Website and app data records
┌──

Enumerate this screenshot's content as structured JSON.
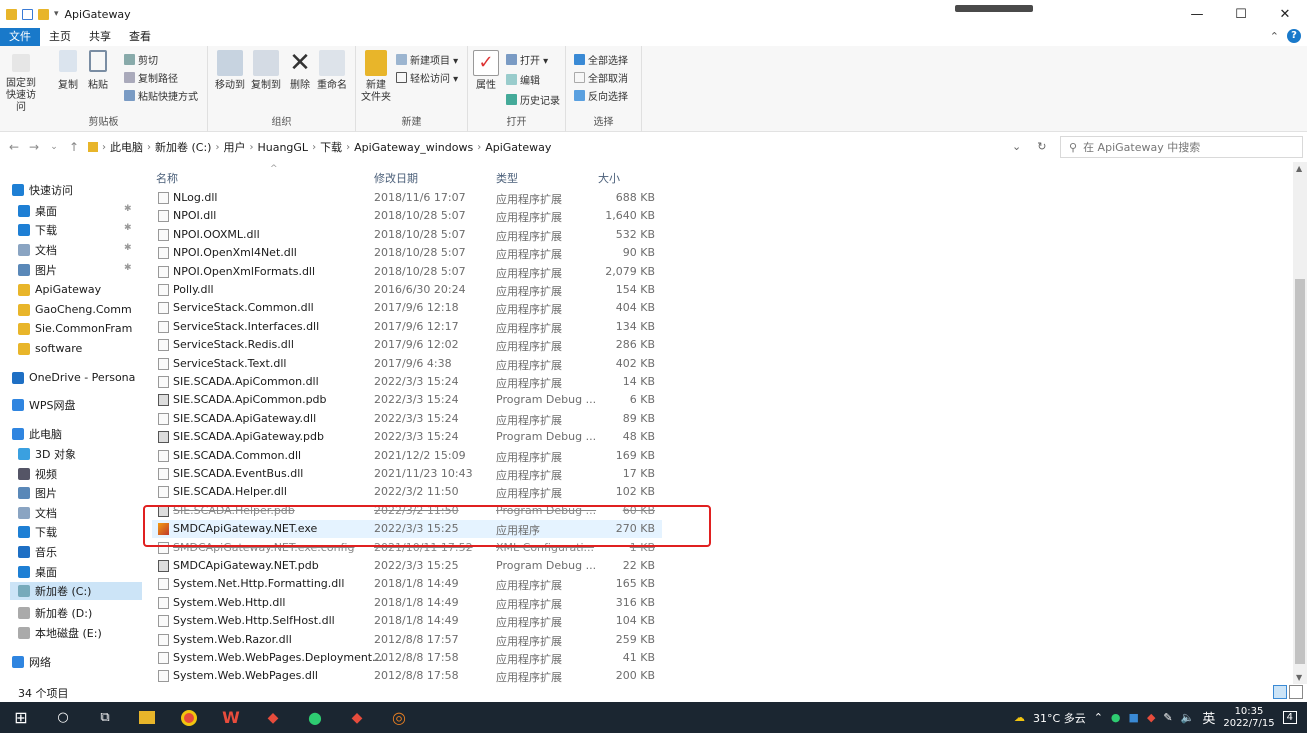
{
  "window": {
    "title": "ApiGateway",
    "min_icon": "minimize-icon",
    "max_icon": "maximize-icon",
    "close_icon": "close-icon",
    "help_label": "?"
  },
  "tabs": [
    "文件",
    "主页",
    "共享",
    "查看"
  ],
  "ribbon": {
    "clipboard": {
      "group": "剪贴板",
      "pin": "固定到\n快速访问",
      "copy": "复制",
      "paste": "粘贴",
      "cut": "剪切",
      "copy_path": "复制路径",
      "paste_shortcut": "粘贴快捷方式"
    },
    "organize": {
      "group": "组织",
      "move": "移动到",
      "copy_to": "复制到",
      "delete": "删除",
      "rename": "重命名"
    },
    "new": {
      "group": "新建",
      "new_folder": "新建\n文件夹",
      "new_item": "新建项目 ▾",
      "easy_access": "轻松访问 ▾"
    },
    "open": {
      "group": "打开",
      "properties": "属性",
      "open": "打开 ▾",
      "edit": "编辑",
      "history": "历史记录"
    },
    "select": {
      "group": "选择",
      "select_all": "全部选择",
      "select_none": "全部取消",
      "invert": "反向选择"
    }
  },
  "address": {
    "crumbs": [
      "此电脑",
      "新加卷 (C:)",
      "用户",
      "HuangGL",
      "下载",
      "ApiGateway_windows",
      "ApiGateway"
    ],
    "search_placeholder": "在 ApiGateway 中搜索"
  },
  "nav": {
    "items": [
      {
        "label": "快速访问",
        "icon": "star-icon",
        "color": "#1e7fd4"
      },
      {
        "label": "桌面",
        "icon": "desktop-icon",
        "color": "#1e7fd4",
        "pin": true
      },
      {
        "label": "下载",
        "icon": "download-icon",
        "color": "#1e7fd4",
        "pin": true
      },
      {
        "label": "文档",
        "icon": "document-icon",
        "color": "#8aa4c2",
        "pin": true
      },
      {
        "label": "图片",
        "icon": "picture-icon",
        "color": "#5a88b8",
        "pin": true
      },
      {
        "label": "ApiGateway",
        "icon": "folder-icon",
        "color": "#e8b52a"
      },
      {
        "label": "GaoCheng.Comm",
        "icon": "folder-icon",
        "color": "#e8b52a"
      },
      {
        "label": "Sie.CommonFram",
        "icon": "folder-icon",
        "color": "#e8b52a"
      },
      {
        "label": "software",
        "icon": "folder-icon",
        "color": "#e8b52a"
      },
      {
        "label": "OneDrive - Persona",
        "icon": "cloud-icon",
        "color": "#1e6fc4"
      },
      {
        "label": "WPS网盘",
        "icon": "cloud-icon",
        "color": "#2f85e0"
      },
      {
        "label": "此电脑",
        "icon": "computer-icon",
        "color": "#2f85e0"
      },
      {
        "label": "3D 对象",
        "icon": "cube-icon",
        "color": "#3aa0e0"
      },
      {
        "label": "视频",
        "icon": "video-icon",
        "color": "#556"
      },
      {
        "label": "图片",
        "icon": "picture-icon",
        "color": "#5a88b8"
      },
      {
        "label": "文档",
        "icon": "document-icon",
        "color": "#8aa4c2"
      },
      {
        "label": "下载",
        "icon": "download-icon",
        "color": "#1e7fd4"
      },
      {
        "label": "音乐",
        "icon": "music-icon",
        "color": "#1e6fc4"
      },
      {
        "label": "桌面",
        "icon": "desktop-icon",
        "color": "#1e7fd4"
      },
      {
        "label": "新加卷 (C:)",
        "icon": "drive-icon",
        "color": "#7ab"
      },
      {
        "label": "新加卷 (D:)",
        "icon": "drive-icon",
        "color": "#aaa"
      },
      {
        "label": "本地磁盘 (E:)",
        "icon": "drive-icon",
        "color": "#aaa"
      },
      {
        "label": "网络",
        "icon": "network-icon",
        "color": "#2f85e0"
      }
    ]
  },
  "columns": {
    "name": "名称",
    "date": "修改日期",
    "type": "类型",
    "size": "大小"
  },
  "files": [
    {
      "name": "NLog.dll",
      "date": "2018/11/6 17:07",
      "type": "应用程序扩展",
      "size": "688 KB",
      "kind": "dll"
    },
    {
      "name": "NPOI.dll",
      "date": "2018/10/28 5:07",
      "type": "应用程序扩展",
      "size": "1,640 KB",
      "kind": "dll"
    },
    {
      "name": "NPOI.OOXML.dll",
      "date": "2018/10/28 5:07",
      "type": "应用程序扩展",
      "size": "532 KB",
      "kind": "dll"
    },
    {
      "name": "NPOI.OpenXml4Net.dll",
      "date": "2018/10/28 5:07",
      "type": "应用程序扩展",
      "size": "90 KB",
      "kind": "dll"
    },
    {
      "name": "NPOI.OpenXmlFormats.dll",
      "date": "2018/10/28 5:07",
      "type": "应用程序扩展",
      "size": "2,079 KB",
      "kind": "dll"
    },
    {
      "name": "Polly.dll",
      "date": "2016/6/30 20:24",
      "type": "应用程序扩展",
      "size": "154 KB",
      "kind": "dll"
    },
    {
      "name": "ServiceStack.Common.dll",
      "date": "2017/9/6 12:18",
      "type": "应用程序扩展",
      "size": "404 KB",
      "kind": "dll"
    },
    {
      "name": "ServiceStack.Interfaces.dll",
      "date": "2017/9/6 12:17",
      "type": "应用程序扩展",
      "size": "134 KB",
      "kind": "dll"
    },
    {
      "name": "ServiceStack.Redis.dll",
      "date": "2017/9/6 12:02",
      "type": "应用程序扩展",
      "size": "286 KB",
      "kind": "dll"
    },
    {
      "name": "ServiceStack.Text.dll",
      "date": "2017/9/6 4:38",
      "type": "应用程序扩展",
      "size": "402 KB",
      "kind": "dll"
    },
    {
      "name": "SIE.SCADA.ApiCommon.dll",
      "date": "2022/3/3 15:24",
      "type": "应用程序扩展",
      "size": "14 KB",
      "kind": "dll"
    },
    {
      "name": "SIE.SCADA.ApiCommon.pdb",
      "date": "2022/3/3 15:24",
      "type": "Program Debug ...",
      "size": "6 KB",
      "kind": "pdb"
    },
    {
      "name": "SIE.SCADA.ApiGateway.dll",
      "date": "2022/3/3 15:24",
      "type": "应用程序扩展",
      "size": "89 KB",
      "kind": "dll"
    },
    {
      "name": "SIE.SCADA.ApiGateway.pdb",
      "date": "2022/3/3 15:24",
      "type": "Program Debug ...",
      "size": "48 KB",
      "kind": "pdb"
    },
    {
      "name": "SIE.SCADA.Common.dll",
      "date": "2021/12/2 15:09",
      "type": "应用程序扩展",
      "size": "169 KB",
      "kind": "dll"
    },
    {
      "name": "SIE.SCADA.EventBus.dll",
      "date": "2021/11/23 10:43",
      "type": "应用程序扩展",
      "size": "17 KB",
      "kind": "dll"
    },
    {
      "name": "SIE.SCADA.Helper.dll",
      "date": "2022/3/2 11:50",
      "type": "应用程序扩展",
      "size": "102 KB",
      "kind": "dll"
    },
    {
      "name": "SIE.SCADA.Helper.pdb",
      "date": "2022/3/2 11:50",
      "type": "Program Debug ...",
      "size": "60 KB",
      "kind": "pdb",
      "strike": true
    },
    {
      "name": "SMDCApiGateway.NET.exe",
      "date": "2022/3/3 15:25",
      "type": "应用程序",
      "size": "270 KB",
      "kind": "exe",
      "hl": true
    },
    {
      "name": "SMDCApiGateway.NET.exe.config",
      "date": "2021/10/11 17:52",
      "type": "XML Configurati...",
      "size": "1 KB",
      "kind": "cfg",
      "strike": true
    },
    {
      "name": "SMDCApiGateway.NET.pdb",
      "date": "2022/3/3 15:25",
      "type": "Program Debug ...",
      "size": "22 KB",
      "kind": "pdb"
    },
    {
      "name": "System.Net.Http.Formatting.dll",
      "date": "2018/1/8 14:49",
      "type": "应用程序扩展",
      "size": "165 KB",
      "kind": "dll"
    },
    {
      "name": "System.Web.Http.dll",
      "date": "2018/1/8 14:49",
      "type": "应用程序扩展",
      "size": "316 KB",
      "kind": "dll"
    },
    {
      "name": "System.Web.Http.SelfHost.dll",
      "date": "2018/1/8 14:49",
      "type": "应用程序扩展",
      "size": "104 KB",
      "kind": "dll"
    },
    {
      "name": "System.Web.Razor.dll",
      "date": "2012/8/8 17:57",
      "type": "应用程序扩展",
      "size": "259 KB",
      "kind": "dll"
    },
    {
      "name": "System.Web.WebPages.Deployment....",
      "date": "2012/8/8 17:58",
      "type": "应用程序扩展",
      "size": "41 KB",
      "kind": "dll"
    },
    {
      "name": "System.Web.WebPages.dll",
      "date": "2012/8/8 17:58",
      "type": "应用程序扩展",
      "size": "200 KB",
      "kind": "dll"
    }
  ],
  "status": {
    "count": "34 个项目"
  },
  "tray": {
    "weather": "31°C 多云",
    "ime": "英",
    "time": "10:35",
    "date": "2022/7/15",
    "notif": "4"
  }
}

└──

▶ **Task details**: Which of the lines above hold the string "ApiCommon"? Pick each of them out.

▶ **Response to the exercise**:
      "name": "SIE.SCADA.ApiCommon.dll",
      "name": "SIE.SCADA.ApiCommon.pdb",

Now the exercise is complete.